Now 20 years and more than 5,000 research papers later, there are hundreds of laboratories around the world studying this illness. “We still don’t have a cure, there isn’t a really good diagnostic test, but looking at it from the trenches as a physician and researcher of the illness, I am very impressed at how much we have learned, and by how attitudes around me in the medical community have changed—although they haven’t fully changed to the degree I would like. There are still some skeptics.”
Dr. Komaroff cited current studies by the CDC of national doctor attitudes toward CFS that found that about 75%-80% of American physicians now believe that CFS is really a biologically-based disease.
“Doctors are very frustrated by CFS, and they’re not always happy to see patients with the illness, because a doctor wants to have a solution for the patient.

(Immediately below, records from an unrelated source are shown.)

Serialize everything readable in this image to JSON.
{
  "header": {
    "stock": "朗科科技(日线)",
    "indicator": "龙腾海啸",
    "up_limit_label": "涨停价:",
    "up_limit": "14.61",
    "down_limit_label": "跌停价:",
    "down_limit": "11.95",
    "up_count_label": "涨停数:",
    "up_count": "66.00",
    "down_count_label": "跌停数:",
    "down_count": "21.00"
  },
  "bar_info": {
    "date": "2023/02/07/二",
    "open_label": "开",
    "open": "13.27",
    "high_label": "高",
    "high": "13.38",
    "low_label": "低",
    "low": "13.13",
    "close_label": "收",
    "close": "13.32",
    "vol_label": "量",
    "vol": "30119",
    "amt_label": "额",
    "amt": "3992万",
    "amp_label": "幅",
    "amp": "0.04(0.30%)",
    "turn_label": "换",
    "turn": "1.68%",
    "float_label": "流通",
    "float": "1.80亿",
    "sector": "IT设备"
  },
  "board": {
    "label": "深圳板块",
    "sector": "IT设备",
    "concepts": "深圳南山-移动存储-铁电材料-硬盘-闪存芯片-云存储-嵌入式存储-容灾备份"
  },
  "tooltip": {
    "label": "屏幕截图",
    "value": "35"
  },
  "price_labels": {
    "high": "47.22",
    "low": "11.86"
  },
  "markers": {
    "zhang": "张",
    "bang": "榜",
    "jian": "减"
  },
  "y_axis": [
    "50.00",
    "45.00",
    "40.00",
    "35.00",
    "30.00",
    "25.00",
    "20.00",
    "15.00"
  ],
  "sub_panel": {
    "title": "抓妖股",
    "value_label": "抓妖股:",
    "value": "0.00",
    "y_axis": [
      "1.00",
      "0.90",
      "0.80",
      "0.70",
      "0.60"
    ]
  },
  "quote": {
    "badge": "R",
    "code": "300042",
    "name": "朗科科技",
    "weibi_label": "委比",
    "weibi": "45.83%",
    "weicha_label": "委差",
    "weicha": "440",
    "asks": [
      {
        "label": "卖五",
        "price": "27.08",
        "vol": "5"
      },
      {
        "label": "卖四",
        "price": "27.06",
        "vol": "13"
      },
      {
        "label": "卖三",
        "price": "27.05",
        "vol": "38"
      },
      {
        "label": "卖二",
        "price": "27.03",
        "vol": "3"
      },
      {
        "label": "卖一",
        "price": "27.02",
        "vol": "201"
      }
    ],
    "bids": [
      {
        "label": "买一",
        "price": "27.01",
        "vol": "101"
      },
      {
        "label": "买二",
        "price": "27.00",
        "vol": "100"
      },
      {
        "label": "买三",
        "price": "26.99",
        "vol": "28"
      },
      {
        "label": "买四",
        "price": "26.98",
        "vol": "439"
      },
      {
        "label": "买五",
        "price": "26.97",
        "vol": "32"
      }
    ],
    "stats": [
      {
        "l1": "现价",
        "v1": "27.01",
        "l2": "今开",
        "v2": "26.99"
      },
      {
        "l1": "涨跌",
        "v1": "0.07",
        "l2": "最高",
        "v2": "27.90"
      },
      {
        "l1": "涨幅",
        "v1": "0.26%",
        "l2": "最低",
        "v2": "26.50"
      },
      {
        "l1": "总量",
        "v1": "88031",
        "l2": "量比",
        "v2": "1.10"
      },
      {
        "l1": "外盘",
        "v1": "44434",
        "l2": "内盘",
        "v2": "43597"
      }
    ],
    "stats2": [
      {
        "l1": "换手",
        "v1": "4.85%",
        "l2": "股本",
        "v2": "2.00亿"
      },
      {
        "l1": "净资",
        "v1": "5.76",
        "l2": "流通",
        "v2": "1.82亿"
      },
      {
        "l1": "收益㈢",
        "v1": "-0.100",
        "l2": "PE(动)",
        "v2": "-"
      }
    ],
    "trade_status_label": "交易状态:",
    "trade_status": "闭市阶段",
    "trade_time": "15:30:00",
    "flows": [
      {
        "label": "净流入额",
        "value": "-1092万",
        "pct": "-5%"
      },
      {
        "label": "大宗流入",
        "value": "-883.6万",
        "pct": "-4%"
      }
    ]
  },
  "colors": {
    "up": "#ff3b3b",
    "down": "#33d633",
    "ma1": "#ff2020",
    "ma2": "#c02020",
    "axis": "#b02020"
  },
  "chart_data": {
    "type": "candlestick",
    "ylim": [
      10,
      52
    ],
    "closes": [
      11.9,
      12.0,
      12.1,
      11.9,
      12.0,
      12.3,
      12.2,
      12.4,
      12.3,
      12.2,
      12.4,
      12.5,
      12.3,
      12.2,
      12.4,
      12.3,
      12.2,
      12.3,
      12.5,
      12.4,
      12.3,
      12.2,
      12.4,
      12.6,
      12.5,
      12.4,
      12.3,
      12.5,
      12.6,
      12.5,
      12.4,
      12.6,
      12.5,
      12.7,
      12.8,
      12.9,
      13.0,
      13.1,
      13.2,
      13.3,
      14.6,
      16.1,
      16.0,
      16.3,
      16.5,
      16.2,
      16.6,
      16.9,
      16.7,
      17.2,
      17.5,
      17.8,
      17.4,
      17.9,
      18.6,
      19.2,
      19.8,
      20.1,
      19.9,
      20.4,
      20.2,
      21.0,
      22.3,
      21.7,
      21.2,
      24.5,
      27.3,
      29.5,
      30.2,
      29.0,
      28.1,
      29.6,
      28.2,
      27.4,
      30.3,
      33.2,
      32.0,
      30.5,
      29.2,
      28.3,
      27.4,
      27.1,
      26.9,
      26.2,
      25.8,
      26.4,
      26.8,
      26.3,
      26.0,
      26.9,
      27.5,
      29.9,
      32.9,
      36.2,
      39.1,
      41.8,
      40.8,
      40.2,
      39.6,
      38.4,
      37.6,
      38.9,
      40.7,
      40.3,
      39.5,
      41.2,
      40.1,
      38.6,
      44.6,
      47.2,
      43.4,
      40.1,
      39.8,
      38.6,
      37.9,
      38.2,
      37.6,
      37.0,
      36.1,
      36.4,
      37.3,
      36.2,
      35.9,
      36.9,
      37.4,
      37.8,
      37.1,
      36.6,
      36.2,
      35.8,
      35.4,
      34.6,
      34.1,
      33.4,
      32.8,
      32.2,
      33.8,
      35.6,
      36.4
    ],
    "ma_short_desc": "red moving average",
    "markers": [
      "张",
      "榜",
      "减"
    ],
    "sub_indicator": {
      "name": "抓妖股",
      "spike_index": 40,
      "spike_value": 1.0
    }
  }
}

And if the doctor doesn’t even have a diagnostic test, let alone a cure, a doctor feels like she or he is failing in his or her responsibility to the patient.”
Dr. Komaroff thinks attitudes towards CFS research will rapidly change in a positive way if there proves to be a diagnostic test or marker within the next couple of years.
He’s optimistic that in the next two years there will be more progress than has already occurred in the last 20 years, because of the existing 5000 research studies that now provide the foundation for that progress.
The Massachusetts CFIDS/ME & FM Association is grateful to the pioneer and current CFS researchers and clinicians who have given of themselves over the last 20 years to discover and build the knowledge toward an understanding and treatment of CFS/ME.